Anthony and his friends and family standing in front of a massive orange mural that reads "LEVELED UP!"

So now that you're a parent, did you learn lessons from her? How do you see yourself embodying that type of parenting now?

I just try and be as supportive as I can. My daughter is only four years old… but I noticed she had a big thing for dancing early on, so we put her in dance class. She's had opportunities to come to a bunch of different sites that my company does, and, and she's met so many artists because I work with so many different artists, and she gets to see all this art that’s created and she loves being around it. So I just continue to try and give her those spaces to learn how to express herself. 

For me, that’s one of the best things about CoolxDad and about these interviews, is seeing how dads today are integrating their children into their work and their passions. There used to be this separation for men and fathers between work and their family. That line has now blurred in a way that I think is really cool. 

Hearing you say that your daughter comes to the sites you know, we have other cool dads we've talked to who are musicians who say ‘my kid is on my lap while I'm making beats.’ It's breaking down that boundary – that idea that to be a father you have to go to work, come home and completely separate your lives. 

I’ve thought about this a lot, too, especially, you know, not being a part of that era, but understanding and learning about the industrial age and how that really impacted fatherhood, and separated father from the family. I'm just, I'm so appreciative that we’re in an era where we really can do those things – we can continue to explore, I can build a career that involves

my wife, she makes sure that things are paid, and, you know, she helps with accounts payable, and all that stuff that she's interested in. And my daughter gets to be a part of it. She's always seeing things that we're creating. And I think that has opened up a special, a special place for our relationship. 

Anthony and his wife standing in front of a house with a mural on it. Their daughter Penelope is playing with a shovel.
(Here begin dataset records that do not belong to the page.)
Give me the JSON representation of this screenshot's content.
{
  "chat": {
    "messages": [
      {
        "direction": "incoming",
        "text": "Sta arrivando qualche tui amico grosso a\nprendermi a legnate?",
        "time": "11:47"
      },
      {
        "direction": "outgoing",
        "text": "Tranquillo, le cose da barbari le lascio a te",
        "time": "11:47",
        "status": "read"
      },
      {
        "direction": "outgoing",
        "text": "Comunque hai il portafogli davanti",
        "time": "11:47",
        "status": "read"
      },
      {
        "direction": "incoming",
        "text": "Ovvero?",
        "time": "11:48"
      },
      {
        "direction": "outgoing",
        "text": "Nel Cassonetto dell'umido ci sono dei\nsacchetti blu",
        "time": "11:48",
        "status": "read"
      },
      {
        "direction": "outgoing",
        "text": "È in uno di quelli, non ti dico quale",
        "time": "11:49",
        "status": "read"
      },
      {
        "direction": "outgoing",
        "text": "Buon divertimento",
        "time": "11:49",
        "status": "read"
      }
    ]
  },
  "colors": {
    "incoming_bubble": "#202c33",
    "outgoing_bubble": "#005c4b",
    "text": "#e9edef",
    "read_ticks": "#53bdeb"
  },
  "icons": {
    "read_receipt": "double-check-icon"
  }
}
Right, exactly. So let’s talk about the inspiration for the hand collage for Color Box. Where did that idea come from? 

You know, my life has always been something that I have an opportunity to enjoy because of my interaction with others. So community and collaboration are very, very important experiences in my life. The opportunities to have those relationships have really kind of given me something to look forward to and enjoy. A lot of my work, in fact, in some regard, everything that I do within my career, there is an opportunity to collaborate with others – even the naming of my business was meant to embody collaboration. We can oftentimes have an opportunity to do things [together] exponentially greater than we can as individuals. 

I really wanted to represent a group of people of different diversities, from age to culture. So it started with the hands. In my early concepts, hands were coming around a tree stump that had grain on top of the tree stump, or the map of Houston, as a way to kind of communicate people coming together and putting your hands on to represent the special community that we have here. And then it evolved because of the constraints of the actual box. 
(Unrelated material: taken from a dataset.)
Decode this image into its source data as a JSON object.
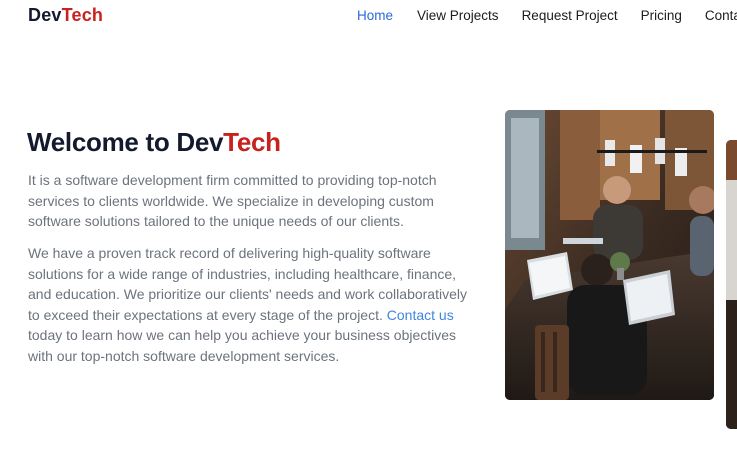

I've been influenced a lot by artists recently, like Robert Hodge and a few others to explore collage work. So this was actually one of the first pieces that I've done that has collage work involved with it. This was a pretty quick project that I had to turn around, so I've been exploring ways to go through concepting with generative AI and AI image-generating models. That was really the basis of what I've edited and modified to become the artwork. But to me, the hands in the collage work really represent the diversity – not only in age and culture but also in things that make up our heritage. 

Speaking of collage artists, you must know Tay Butler.

Yes. He’s another inspiration of mine. Incredible artist! We’re always trying to find time to get together but we can never do it [laughing].

Well, you’ll be at the Color Box gift-wrapping event, I assume?